Every single record needs to be restated word for word.

(Dataset rows for apps and sites)
______________________________
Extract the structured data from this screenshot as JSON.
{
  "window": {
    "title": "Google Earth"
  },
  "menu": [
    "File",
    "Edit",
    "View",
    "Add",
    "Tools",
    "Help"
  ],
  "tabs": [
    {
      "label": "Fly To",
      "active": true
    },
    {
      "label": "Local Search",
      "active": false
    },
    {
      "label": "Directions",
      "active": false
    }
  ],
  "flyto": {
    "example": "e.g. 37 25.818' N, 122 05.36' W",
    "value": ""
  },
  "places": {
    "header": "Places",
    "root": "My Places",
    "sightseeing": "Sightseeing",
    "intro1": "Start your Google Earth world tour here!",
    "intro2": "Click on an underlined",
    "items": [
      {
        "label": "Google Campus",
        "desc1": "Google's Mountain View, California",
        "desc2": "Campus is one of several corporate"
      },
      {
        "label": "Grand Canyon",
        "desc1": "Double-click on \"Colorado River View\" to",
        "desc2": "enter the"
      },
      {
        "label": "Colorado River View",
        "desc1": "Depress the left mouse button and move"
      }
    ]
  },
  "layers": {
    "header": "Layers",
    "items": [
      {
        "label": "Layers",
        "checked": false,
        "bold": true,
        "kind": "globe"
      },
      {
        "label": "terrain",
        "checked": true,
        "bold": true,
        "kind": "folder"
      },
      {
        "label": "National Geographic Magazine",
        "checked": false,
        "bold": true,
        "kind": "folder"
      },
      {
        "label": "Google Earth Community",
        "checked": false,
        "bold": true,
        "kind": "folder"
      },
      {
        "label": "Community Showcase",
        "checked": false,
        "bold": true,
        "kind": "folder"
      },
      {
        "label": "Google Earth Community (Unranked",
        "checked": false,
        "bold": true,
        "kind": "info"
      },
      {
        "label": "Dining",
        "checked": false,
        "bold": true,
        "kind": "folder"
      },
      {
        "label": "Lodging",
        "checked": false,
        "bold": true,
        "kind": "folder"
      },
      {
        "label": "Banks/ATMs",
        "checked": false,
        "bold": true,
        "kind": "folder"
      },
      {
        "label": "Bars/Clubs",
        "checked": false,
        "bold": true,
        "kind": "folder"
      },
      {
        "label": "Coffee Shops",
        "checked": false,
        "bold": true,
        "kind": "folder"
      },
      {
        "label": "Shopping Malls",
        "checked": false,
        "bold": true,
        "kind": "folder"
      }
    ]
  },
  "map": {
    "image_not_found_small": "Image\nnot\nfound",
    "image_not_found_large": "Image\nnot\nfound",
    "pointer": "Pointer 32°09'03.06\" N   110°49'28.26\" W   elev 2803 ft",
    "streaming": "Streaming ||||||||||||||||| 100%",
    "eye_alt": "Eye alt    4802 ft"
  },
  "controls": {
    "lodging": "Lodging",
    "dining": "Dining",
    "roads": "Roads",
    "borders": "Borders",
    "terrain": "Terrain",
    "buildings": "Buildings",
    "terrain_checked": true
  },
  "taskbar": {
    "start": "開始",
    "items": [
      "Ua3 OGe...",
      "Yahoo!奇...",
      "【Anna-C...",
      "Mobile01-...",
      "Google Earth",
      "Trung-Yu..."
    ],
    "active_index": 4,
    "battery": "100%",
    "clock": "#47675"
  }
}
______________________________
Solution to this task:
Extract the structured data from this screenshot as JSON.
{
  "window": {
    "title": "Google Earth"
  },
  "menu": [
    "File",
    "Edit",
    "View",
    "Add",
    "Tools",
    "Help"
  ],
  "tabs": [
    {
      "label": "Fly To",
      "active": true
    },
    {
      "label": "Local Search",
      "active": false
    },
    {
      "label": "Directions",
      "active": false
    }
  ],
  "flyto": {
    "example": "e.g. 37 25.818' N, 122 05.36' W",
    "value": ""
  },
  "places": {
    "header": "Places",
    "root": "My Places",
    "sightseeing": "Sightseeing",
    "intro1": "Start your Google Earth world tour here!",
    "intro2": "Click on an underlined",
    "items": [
      {
        "label": "Google Campus",
        "desc1": "Google's Mountain View, California",
        "desc2": "Campus is one of several corporate"
      },
      {
        "label": "Grand Canyon",
        "desc1": "Double-click on \"Colorado River View\" to",
        "desc2": "enter the"
      },
      {
        "label": "Colorado River View",
        "desc1": "Depress the left mouse button and move"
      }
    ]
  },
  "layers": {
    "header": "Layers",
    "items": [
      {
        "label": "Layers",
        "checked": false,
        "bold": true,
        "kind": "globe"
      },
      {
        "label": "terrain",
        "checked": true,
        "bold": true,
        "kind": "folder"
      },
      {
        "label": "National Geographic Magazine",
        "checked": false,
        "bold": true,
        "kind": "folder"
      },
      {
        "label": "Google Earth Community",
        "checked": false,
        "bold": true,
        "kind": "folder"
      },
      {
        "label": "Community Showcase",
        "checked": false,
        "bold": true,
        "kind": "folder"
      },
      {
        "label": "Google Earth Community (Unranked",
        "checked": false,
        "bold": true,
        "kind": "info"
      },
      {
        "label": "Dining",
        "checked": false,
        "bold": true,
        "kind": "folder"
      },
      {
        "label": "Lodging",
        "checked": false,
        "bold": true,
        "kind": "folder"
      },
      {
        "label": "Banks/ATMs",
        "checked": false,
        "bold": true,
        "kind": "folder"
      },
      {
        "label": "Bars/Clubs",
        "checked": false,
        "bold": true,
        "kind": "folder"
      },
      {
        "label": "Coffee Shops",
        "checked": false,
        "bold": true,
        "kind": "folder"
      },
      {
        "label": "Shopping Malls",
        "checked": false,
        "bold": true,
        "kind": "folder"
      }
    ]
  },
  "map": {
    "image_not_found_small": "Image\nnot\nfound",
    "image_not_found_large": "Image\nnot\nfound",
    "pointer": "Pointer 32°09'03.06\" N   110°49'28.26\" W   elev 2803 ft",
    "streaming": "Streaming ||||||||||||||||| 100%",
    "eye_alt": "Eye alt    4802 ft"
  },
  "controls": {
    "lodging": "Lodging",
    "dining": "Dining",
    "roads": "Roads",
    "borders": "Borders",
    "terrain": "Terrain",
    "buildings": "Buildings",
    "terrain_checked": true
  },
  "taskbar": {
    "start": "開始",
    "items": [
      "Ua3 OGe...",
      "Yahoo!奇...",
      "【Anna-C...",
      "Mobile01-...",
      "Google Earth",
      "Trung-Yu..."
    ],
    "active_index": 4,
    "battery": "100%",
    "clock": "#47675"
  }
}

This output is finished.